Florida’s win wasn’t dominant, but it was promising

0 Comments

WASHINGTON – If you simply look at the box score or read a game recap from Florida’s 67-48 win over American on Sunday afternoon, you will probably get the feeling that Florida struggled.

The Gators didn’t really take control of the game until late in the first half, heading into the break up nine. After building a 15 point lead in the second half, they allowed American to get as close as seven. And this coming from a team that was supposed to compete not only for an SEC title, but potentially a Final Four as well.

It wasn’t a dominating performance by any stretch of the imagination.

It was, however, a bit promising.

The knock on the Gators the past two seasons is that they rely too heavily on a back court that is terribly inefficient. Erving Walker and Kenny Boynton are both capable of being big time scorers, but neither is a pure point guard. You’re as likely to see a contested three of the dribble as you are an assist from those two. As head coach Billy Donovan said earlier in the week, “We have a bunch of guys on the floor that make nobody better.”

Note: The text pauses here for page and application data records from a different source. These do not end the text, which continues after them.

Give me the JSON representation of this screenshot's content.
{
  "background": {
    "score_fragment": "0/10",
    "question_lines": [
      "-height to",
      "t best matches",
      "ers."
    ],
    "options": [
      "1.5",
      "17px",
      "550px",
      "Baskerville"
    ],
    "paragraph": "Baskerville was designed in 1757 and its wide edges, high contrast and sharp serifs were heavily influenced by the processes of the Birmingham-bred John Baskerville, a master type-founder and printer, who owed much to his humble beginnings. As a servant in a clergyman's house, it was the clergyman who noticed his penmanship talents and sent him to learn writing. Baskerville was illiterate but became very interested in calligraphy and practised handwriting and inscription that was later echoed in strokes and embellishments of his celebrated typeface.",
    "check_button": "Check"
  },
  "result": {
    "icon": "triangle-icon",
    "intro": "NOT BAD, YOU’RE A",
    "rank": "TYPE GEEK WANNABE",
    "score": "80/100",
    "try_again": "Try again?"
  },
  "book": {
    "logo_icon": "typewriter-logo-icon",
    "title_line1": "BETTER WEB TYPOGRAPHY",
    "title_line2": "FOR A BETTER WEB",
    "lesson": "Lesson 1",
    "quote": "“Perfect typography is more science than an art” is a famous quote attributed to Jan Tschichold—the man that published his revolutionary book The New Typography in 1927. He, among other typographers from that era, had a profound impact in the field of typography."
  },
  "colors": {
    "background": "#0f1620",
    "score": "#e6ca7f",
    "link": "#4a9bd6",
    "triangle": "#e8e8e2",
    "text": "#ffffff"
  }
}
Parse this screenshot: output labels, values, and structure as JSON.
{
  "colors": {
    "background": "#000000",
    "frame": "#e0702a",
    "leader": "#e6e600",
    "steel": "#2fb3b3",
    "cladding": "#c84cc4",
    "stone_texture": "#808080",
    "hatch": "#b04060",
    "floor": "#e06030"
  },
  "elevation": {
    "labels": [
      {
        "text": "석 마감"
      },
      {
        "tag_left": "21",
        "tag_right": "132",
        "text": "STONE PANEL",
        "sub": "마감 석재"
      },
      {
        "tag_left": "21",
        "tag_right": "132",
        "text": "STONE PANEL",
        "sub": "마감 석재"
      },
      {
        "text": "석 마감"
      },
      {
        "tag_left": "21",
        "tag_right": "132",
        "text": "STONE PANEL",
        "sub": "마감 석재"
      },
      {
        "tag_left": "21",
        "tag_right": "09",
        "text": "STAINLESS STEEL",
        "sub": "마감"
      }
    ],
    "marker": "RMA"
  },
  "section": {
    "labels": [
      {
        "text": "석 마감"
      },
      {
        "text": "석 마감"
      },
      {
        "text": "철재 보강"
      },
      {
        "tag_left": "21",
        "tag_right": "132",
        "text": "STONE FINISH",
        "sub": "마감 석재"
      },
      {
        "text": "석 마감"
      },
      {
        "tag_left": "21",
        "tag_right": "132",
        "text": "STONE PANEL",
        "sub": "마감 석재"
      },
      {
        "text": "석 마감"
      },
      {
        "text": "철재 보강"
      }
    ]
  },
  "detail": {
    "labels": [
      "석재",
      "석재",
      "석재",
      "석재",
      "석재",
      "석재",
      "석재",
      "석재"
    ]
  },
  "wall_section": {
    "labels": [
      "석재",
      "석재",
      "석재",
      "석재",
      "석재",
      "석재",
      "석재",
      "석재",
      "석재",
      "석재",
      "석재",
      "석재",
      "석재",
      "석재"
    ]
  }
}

This season, however, you can see Billy Donovan’s club starting to make the transition to a team that is more balanced. Chandler Parsons has developed into the kind of talent that will garner attention from teams picking in the first round of this June’s NBA Draft. Vernon Macklin has shown flashes of being a reliable scoring option on the block. And between Alex Tyus, Erik Murphy, Patric Young, and Will Yeguette, Donovan has plenty of front court depth.

The key, however, lies with Boynton and Walker.

Are they willing to sacrifice shots in order to get their teammates better shots?

Today, they were.

Florida finished the game with six players taking between seven and nine shots from the floor. Four of those guys had between 12 and 16 points. Walker led the way with 16 points, but he only needed seven shots to do so. Six of those shots were threes, and each of the six threes that Walker took were good shots. They were in rhythm, they were open, and each of the four he hit were big. For example, it was Walker’s three in transition that ended American’s 9-0 run which cut a 16 point lead to 45-38.

The same could be said for Boynton. He took six threes and, with the exception of the three he took at the halftime buzzer, its difficult to label any of the shots he took as bad shots.

He just didn’t make any of them. Boynton finished 0-9 from the floor, 0-6 from three, and didn’t score a single point. But he also notched an 0-fer in another column on the box score — turnovers — while also adding seven assists.

Boynton may have gone 0-9 from the field, but he took the kind of shots that Donovan can live with him taking. Boynton is too good to continually miss that many open looks.

The biggest issue with the Gators right now is that they seem to be a team without an identity. Is this Walker and Boynton’s team? Is Parsons, the most versatile player are arguably the best playmaker, the leader? Is this a group that relies on their deep but inconsistent front court?

The answer to that question will likely change as the season progresses.

But the one thing we do know right now is that Florida will be at their best when Walker and Boynton are playing, and making shots, within the offense.